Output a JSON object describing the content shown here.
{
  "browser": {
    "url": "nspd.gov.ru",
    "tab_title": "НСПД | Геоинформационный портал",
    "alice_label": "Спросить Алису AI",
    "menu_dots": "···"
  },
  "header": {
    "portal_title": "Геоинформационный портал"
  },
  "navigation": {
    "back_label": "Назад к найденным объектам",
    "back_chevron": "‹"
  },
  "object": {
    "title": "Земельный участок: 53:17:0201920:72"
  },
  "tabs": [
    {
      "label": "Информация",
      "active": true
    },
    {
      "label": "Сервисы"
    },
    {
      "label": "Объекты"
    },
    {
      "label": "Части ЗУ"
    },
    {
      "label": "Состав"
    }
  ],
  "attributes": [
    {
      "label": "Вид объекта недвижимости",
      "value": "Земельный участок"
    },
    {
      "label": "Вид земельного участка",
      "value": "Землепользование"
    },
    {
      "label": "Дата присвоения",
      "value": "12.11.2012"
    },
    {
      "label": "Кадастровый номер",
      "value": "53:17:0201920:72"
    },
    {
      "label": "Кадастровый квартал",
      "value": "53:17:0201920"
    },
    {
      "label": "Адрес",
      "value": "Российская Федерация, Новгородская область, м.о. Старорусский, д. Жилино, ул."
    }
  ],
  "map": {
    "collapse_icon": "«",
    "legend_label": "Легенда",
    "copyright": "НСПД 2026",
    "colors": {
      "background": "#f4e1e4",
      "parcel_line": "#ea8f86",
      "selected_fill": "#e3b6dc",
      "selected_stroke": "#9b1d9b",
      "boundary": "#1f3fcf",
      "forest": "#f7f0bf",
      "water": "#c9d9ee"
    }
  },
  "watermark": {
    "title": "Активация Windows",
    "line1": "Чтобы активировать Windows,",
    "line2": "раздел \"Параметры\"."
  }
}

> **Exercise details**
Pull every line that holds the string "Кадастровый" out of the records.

> **The answer**
      "label": "Кадастровый номер",
      "label": "Кадастровый квартал",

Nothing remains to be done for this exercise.